Research digest for practitioners: November 2015

Research digest for practitioners: November 2015

The latest volume of the Journal of Studies in International Education, published in November 2015, tackles some hot topics in the field of internationalisation. From digital learning to employability to international student satisfaction, these articles will make you think deeply about various dimensions of international education. The aim of this blog series highlights the main takeaways that may be relevant to practitioners in the field. The topical theme of each article will help you locate the most applicable research for your work.

The Potential of a Mobile Group Blog to Support Cultural Learning Among Overseas Students

Topic: Digital learning for cultural learning

By: Yinjuan Shao and Charles Crook

Can digital learning be a tool for cultural learning and adaptation? This study examines two groups of Chinese students and how they experienced a mobile group blog ‘moblogging’. The first group consisted of 12 Chinese students who just arrived in the UK to begin studies; they volunteered to participate in a mobile group blog. The other group included 13 prospective students living in China who followed the blog. The findings suggest that mobile group blogging can facilitate cultural learning and adaptation.

Respondents in the UK expressed that the moblogging made them more aware of cultural transition issues, gave them a sense of belonging to the moblogging community, and helped with their English language learning. Respondents in China explained that the authentic experiences of Chinese students abroad shared via the moblogging community and the co-creation of knowledge – via comments –  encouraged cultural learning.

Internationalization Motivations and Strategies of Israeli Educational Administration Programs

Topic: Perceptions of Internationalisation

By: Miri Yemini and Aviva Giladi

Do higher education academics operate from a global or local perspective? In this research in Israel, 12 senior academics working in diverse higher education institutions were interviewed about their perception of the educational leadership towards internationalisation. Each respondent worked in various educational administrative programmes responsible for training future school principals.

Three major themes emerged from the data of how the respondents perceive internationalisation:

– The global vs. local purpose of programmes

– Relations of this programme with higher education institution goals

– The different meanings of internationalisation

Understanding the Early Career Benefits of Learning Abroad Programs

Topic: Employability and international education

By: Davina Potts

Employability continues to be a hot topic in the field of internationalisation. This study explores recent graduates’ perceptions of the impact that international education has on early career benefits. A survey instrument was used to collect data from graduates in Australia.

Respondents ranked the following skills as the greatest perceived benefits:

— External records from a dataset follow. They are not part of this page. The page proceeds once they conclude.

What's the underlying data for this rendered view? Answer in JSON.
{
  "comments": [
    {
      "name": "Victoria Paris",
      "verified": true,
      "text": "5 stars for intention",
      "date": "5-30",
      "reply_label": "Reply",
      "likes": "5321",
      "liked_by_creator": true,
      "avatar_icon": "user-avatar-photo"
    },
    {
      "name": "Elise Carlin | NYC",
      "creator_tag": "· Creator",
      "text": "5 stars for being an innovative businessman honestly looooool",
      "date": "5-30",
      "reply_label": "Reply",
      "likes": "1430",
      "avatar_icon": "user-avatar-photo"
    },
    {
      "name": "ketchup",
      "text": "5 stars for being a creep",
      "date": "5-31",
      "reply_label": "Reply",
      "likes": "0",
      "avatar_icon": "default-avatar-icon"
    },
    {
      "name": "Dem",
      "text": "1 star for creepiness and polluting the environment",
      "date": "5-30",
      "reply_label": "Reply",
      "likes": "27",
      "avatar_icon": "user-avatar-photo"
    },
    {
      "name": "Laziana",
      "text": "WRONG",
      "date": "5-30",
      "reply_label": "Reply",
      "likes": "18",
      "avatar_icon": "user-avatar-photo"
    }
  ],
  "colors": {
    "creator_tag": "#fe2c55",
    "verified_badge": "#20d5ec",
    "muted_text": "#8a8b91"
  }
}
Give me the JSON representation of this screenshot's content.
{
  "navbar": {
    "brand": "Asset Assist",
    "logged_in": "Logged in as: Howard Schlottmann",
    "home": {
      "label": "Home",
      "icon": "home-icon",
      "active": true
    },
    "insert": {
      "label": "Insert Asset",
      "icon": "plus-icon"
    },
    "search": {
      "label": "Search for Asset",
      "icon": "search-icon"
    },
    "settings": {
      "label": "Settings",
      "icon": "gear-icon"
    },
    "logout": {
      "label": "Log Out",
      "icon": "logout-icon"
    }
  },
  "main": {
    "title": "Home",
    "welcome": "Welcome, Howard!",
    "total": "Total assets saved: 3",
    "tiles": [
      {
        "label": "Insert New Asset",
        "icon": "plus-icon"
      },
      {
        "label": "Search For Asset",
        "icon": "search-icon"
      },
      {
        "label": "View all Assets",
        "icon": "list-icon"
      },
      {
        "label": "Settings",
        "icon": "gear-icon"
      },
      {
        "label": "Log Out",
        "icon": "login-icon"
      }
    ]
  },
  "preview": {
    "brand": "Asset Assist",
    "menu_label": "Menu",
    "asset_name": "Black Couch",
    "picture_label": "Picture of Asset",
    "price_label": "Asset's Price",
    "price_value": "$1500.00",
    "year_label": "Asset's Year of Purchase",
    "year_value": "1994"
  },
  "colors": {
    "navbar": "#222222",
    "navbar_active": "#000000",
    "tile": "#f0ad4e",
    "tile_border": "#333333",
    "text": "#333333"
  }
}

  1. Communication skills
  2. Teamwork skills
  3. Problem solving skills
  4. Self-management skills (ie maturity and personal development)

Overall, 63% of respondents believed that their international education experience has a positive or very positive impact on their long-term career prospects. Although it is difficult to isolate the impact international education has on employability, this study finds that respondents in this sample perceive a connection.

Beyond Host Language Proficiency: Coping Resources Predicting International Students’ Satisfaction

Topic: Resources for international student satisfaction

By: Anita S. Mak, Peter Bodycott, and Prem Ramburuth

What coping resources may facilitate international students’ satisfaction? This study discovers that specific internal and external resources contribute to increased levels of satisfaction for Asian-born international students in Australian universities. The internal and external resources that seem to impact personal and university satisfaction include:

  1. Academic self-efficacy
  2. Intercultural social self-efficacy
  3. Self-esteem
  4. Social support (specifically from host institutions and nationals)

English proficiency and non-host social support were significant, but became insignificant when other factors were taken into account.

Exploring Intercultural Pedagogy: Evidence From International Faculty in South Korean Higher Education

Topic: Teaching styles of international faculty

By: Peter G. Ghazarian and Mia S. Youhne

Survey data examines the teaching styles of international faculty in South Korea. The results suggest that international faculty who have recently arrived in South Korea report using more teacher-focused styles – more aligned with the Confucian philosophy of education in Korea. Conversely, international faculty who have been teaching in South Korea for a longer period of time report that they are less likely to use teacher-focused styles perhaps because they feel more comfortable with cultural norms and are better prepared to deviate from the student expectations.

Leasa Weimer is Knowledge Development Adviser at the EAIE

If you are an EAIE member, you can contact our office to subscribe to the Journal of Studies in International Education for a special price of only €10 per year.

Leasa Weimer
EAIE, the NetherlandsLeasa is Knowledge Development Adviser for the EAIE.